--- WHAT TO PRODUCE ---
Your task is to copy the listing exactly. Drop any pictures from the copy.

-------------------------

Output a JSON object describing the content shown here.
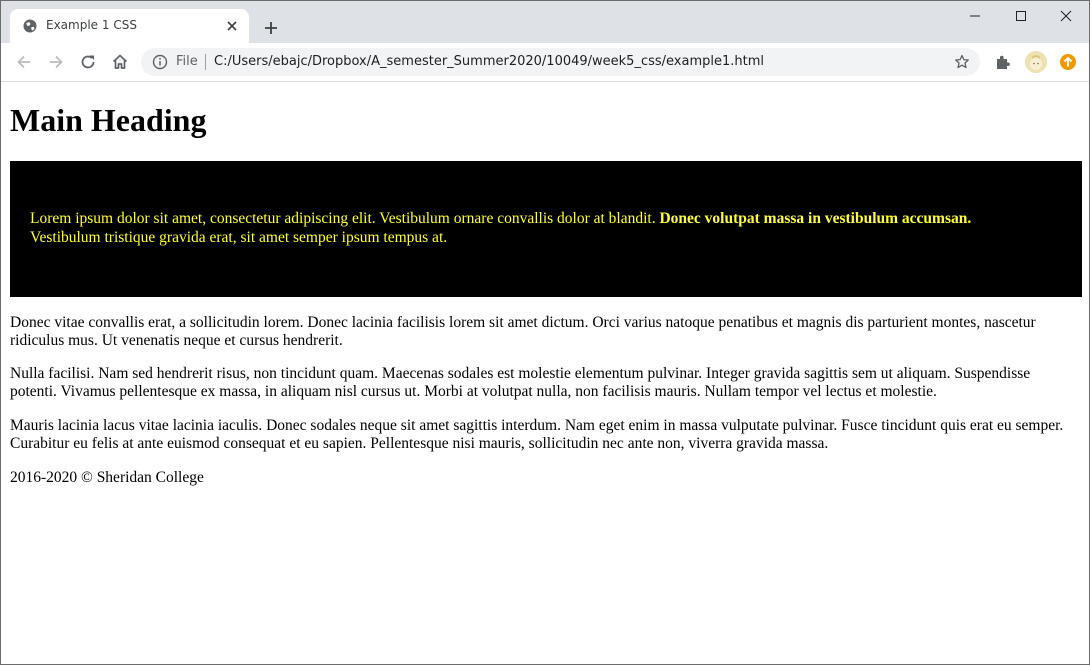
{
  "browser": {
    "tab": {
      "title": "Example 1 CSS",
      "favicon": "globe-icon"
    },
    "new_tab_icon": "plus-icon",
    "window_controls": [
      "minimize-icon",
      "maximize-icon",
      "close-icon"
    ],
    "toolbar": {
      "back_icon": "arrow-left-icon",
      "forward_icon": "arrow-right-icon",
      "reload_icon": "reload-icon",
      "home_icon": "home-icon"
    },
    "omnibox": {
      "scheme_label": "File",
      "url": "C:/Users/ebajc/Dropbox/A_semester_Summer2020/10049/week5_css/example1.html",
      "info_icon": "info-icon",
      "bookmark_icon": "star-icon"
    },
    "extensions_icon": "puzzle-icon",
    "profile_icon": "avatar",
    "update_icon": "update-icon"
  },
  "page": {
    "heading": "Main Heading",
    "highlight": {
      "text_regular": "Lorem ipsum dolor sit amet, consectetur adipiscing elit. Vestibulum ornare convallis dolor at blandit.",
      "text_bold": "Donec volutpat massa in vestibulum accumsan.",
      "text_tail": "Vestibulum tristique gravida erat, sit amet semper ipsum tempus at.",
      "background_color": "#000000",
      "text_color": "#ffff33"
    },
    "paragraphs": [
      "Donec vitae convallis erat, a sollicitudin lorem. Donec lacinia facilisis lorem sit amet dictum. Orci varius natoque penatibus et magnis dis parturient montes, nascetur ridiculus mus. Ut venenatis neque et cursus hendrerit.",
      "Nulla facilisi. Nam sed hendrerit risus, non tincidunt quam. Maecenas sodales est molestie elementum pulvinar. Integer gravida sagittis sem ut aliquam. Suspendisse potenti. Vivamus pellentesque ex massa, in aliquam nisl cursus ut. Morbi at volutpat nulla, non facilisis mauris. Nullam tempor vel lectus et molestie.",
      "Mauris lacinia lacus vitae lacinia iaculis. Donec sodales neque sit amet sagittis interdum. Nam eget enim in massa vulputate pulvinar. Fusce tincidunt quis erat eu semper. Curabitur eu felis at ante euismod consequat et eu sapien. Pellentesque nisi mauris, sollicitudin nec ante non, viverra gravida massa."
    ],
    "footer": "2016-2020 © Sheridan College"
  }
}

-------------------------

--- EXERCISE SOLUTION ---
Output a JSON object describing the content shown here.
{
  "browser": {
    "tab": {
      "title": "Example 1 CSS",
      "favicon": "globe-icon"
    },
    "new_tab_icon": "plus-icon",
    "window_controls": [
      "minimize-icon",
      "maximize-icon",
      "close-icon"
    ],
    "toolbar": {
      "back_icon": "arrow-left-icon",
      "forward_icon": "arrow-right-icon",
      "reload_icon": "reload-icon",
      "home_icon": "home-icon"
    },
    "omnibox": {
      "scheme_label": "File",
      "url": "C:/Users/ebajc/Dropbox/A_semester_Summer2020/10049/week5_css/example1.html",
      "info_icon": "info-icon",
      "bookmark_icon": "star-icon"
    },
    "extensions_icon": "puzzle-icon",
    "profile_icon": "avatar",
    "update_icon": "update-icon"
  },
  "page": {
    "heading": "Main Heading",
    "highlight": {
      "text_regular": "Lorem ipsum dolor sit amet, consectetur adipiscing elit. Vestibulum ornare convallis dolor at blandit.",
      "text_bold": "Donec volutpat massa in vestibulum accumsan.",
      "text_tail": "Vestibulum tristique gravida erat, sit amet semper ipsum tempus at.",
      "background_color": "#000000",
      "text_color": "#ffff33"
    },
    "paragraphs": [
      "Donec vitae convallis erat, a sollicitudin lorem. Donec lacinia facilisis lorem sit amet dictum. Orci varius natoque penatibus et magnis dis parturient montes, nascetur ridiculus mus. Ut venenatis neque et cursus hendrerit.",
      "Nulla facilisi. Nam sed hendrerit risus, non tincidunt quam. Maecenas sodales est molestie elementum pulvinar. Integer gravida sagittis sem ut aliquam. Suspendisse potenti. Vivamus pellentesque ex massa, in aliquam nisl cursus ut. Morbi at volutpat nulla, non facilisis mauris. Nullam tempor vel lectus et molestie.",
      "Mauris lacinia lacus vitae lacinia iaculis. Donec sodales neque sit amet sagittis interdum. Nam eget enim in massa vulputate pulvinar. Fusce tincidunt quis erat eu semper. Curabitur eu felis at ante euismod consequat et eu sapien. Pellentesque nisi mauris, sollicitudin nec ante non, viverra gravida massa."
    ],
    "footer": "2016-2020 © Sheridan College"
  }
}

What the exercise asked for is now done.